[Most] of the time, [Nico, 1988] sticks close to the desperate, scattered psychodrama of Nico’s last two years – the period captured, with frightening close-up voyeurism, in the 1995 documentary Nico Icon. In that movie, we seemed to be watching Nico destroy herself, but Nico, 1988 takes a more casual and, at times, even jaunty attitude toward its heroine’s proudly functional middle-aged depravity. Nico was born Christa Päffgen, and in the film just about everyone calls her Christa, making you realize that Nico is a character she’s still playing but no longer believes in. Nico, 1988 […] understands the mystique of her anti-mystique, and deserves to attract a small but fascinated audience on the specialty circuit.
Dyrholm’s performance is a powerhouse of authenticity.
Her moroseness is mesmerizing, but she also gives Nico a tense intelligence, and her singing is uncanny.
Owen Gleiberman, Variety

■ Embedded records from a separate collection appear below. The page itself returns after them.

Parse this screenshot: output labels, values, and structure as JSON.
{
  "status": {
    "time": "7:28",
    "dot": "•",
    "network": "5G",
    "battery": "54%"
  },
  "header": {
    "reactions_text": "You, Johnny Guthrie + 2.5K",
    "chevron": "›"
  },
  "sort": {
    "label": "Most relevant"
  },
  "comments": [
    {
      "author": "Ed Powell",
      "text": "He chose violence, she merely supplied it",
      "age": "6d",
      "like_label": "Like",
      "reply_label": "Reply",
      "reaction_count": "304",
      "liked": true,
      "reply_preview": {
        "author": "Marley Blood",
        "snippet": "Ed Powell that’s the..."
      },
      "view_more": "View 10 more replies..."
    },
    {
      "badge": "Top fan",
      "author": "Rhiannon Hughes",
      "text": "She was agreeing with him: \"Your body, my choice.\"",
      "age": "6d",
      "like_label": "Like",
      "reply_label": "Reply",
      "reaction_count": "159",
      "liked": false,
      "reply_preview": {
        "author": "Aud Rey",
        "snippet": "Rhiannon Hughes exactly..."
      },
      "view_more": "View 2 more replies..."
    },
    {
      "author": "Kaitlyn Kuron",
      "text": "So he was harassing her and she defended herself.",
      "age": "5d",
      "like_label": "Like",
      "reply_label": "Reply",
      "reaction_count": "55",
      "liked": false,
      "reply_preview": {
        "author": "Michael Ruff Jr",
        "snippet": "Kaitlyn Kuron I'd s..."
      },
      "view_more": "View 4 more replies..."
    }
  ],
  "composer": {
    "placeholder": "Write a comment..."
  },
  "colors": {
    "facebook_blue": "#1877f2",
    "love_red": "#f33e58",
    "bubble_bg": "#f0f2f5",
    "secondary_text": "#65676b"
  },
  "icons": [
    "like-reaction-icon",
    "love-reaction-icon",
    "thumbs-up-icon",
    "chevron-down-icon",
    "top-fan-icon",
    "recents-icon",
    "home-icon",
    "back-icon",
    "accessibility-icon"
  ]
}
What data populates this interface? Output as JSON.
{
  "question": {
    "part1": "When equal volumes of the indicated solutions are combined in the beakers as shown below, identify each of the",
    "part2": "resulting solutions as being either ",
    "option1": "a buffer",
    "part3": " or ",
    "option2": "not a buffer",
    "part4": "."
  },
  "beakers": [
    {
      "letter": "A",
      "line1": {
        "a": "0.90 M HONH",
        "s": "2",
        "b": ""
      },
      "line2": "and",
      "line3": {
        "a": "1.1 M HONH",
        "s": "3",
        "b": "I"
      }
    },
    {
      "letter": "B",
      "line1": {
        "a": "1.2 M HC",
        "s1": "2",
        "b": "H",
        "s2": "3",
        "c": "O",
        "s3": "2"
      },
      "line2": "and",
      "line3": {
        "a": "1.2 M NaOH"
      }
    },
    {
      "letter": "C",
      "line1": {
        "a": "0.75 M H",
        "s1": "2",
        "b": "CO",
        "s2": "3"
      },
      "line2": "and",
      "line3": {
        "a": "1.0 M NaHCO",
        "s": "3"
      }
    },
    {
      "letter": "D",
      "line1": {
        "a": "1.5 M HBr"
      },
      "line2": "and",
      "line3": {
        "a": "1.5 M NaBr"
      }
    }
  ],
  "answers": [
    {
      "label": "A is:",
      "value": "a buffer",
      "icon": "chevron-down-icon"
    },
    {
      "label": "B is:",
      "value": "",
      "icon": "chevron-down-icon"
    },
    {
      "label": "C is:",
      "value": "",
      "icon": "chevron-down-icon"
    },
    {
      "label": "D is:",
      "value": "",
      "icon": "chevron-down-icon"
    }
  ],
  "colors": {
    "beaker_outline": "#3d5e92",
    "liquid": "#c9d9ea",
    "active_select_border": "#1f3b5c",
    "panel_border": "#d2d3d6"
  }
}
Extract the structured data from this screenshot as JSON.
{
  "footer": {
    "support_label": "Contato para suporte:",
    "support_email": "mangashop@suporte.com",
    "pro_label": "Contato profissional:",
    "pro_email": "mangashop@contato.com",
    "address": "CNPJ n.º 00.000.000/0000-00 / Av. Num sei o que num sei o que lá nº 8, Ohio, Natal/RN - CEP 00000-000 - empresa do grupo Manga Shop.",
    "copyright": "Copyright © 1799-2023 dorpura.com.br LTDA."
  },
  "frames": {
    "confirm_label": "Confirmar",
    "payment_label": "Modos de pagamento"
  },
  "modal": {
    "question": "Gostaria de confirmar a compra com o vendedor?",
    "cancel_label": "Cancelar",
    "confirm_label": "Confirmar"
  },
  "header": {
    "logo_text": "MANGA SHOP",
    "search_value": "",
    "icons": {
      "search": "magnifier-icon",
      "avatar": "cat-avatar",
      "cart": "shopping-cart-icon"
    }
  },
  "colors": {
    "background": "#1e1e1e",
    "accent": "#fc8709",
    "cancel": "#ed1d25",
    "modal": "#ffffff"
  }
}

[…] [Nico is] also granted an inner life, a sense of who this woman was beneath the mask. She’s not reduced to a live-fast-die-fucked-up cliché, even when the story drops everything into a narrative of late-act sex, drugs and post-rock-and-roll avant-drone vamping. It’s a posthumous gift to Päffgen. Even her death, shown here as Nico leaving her house on a sunny Ibiza day, bike in hand and a colorful door closing behind here, is presented with a sense of grace. Nicchiarelli spares us nothing but still gives her dignity on the way out. As does Dyrholm, who pours herself into the role with a scary intensity and a lack of self-conscious, look-at-me theatricality.
David Fear, Rolling Stone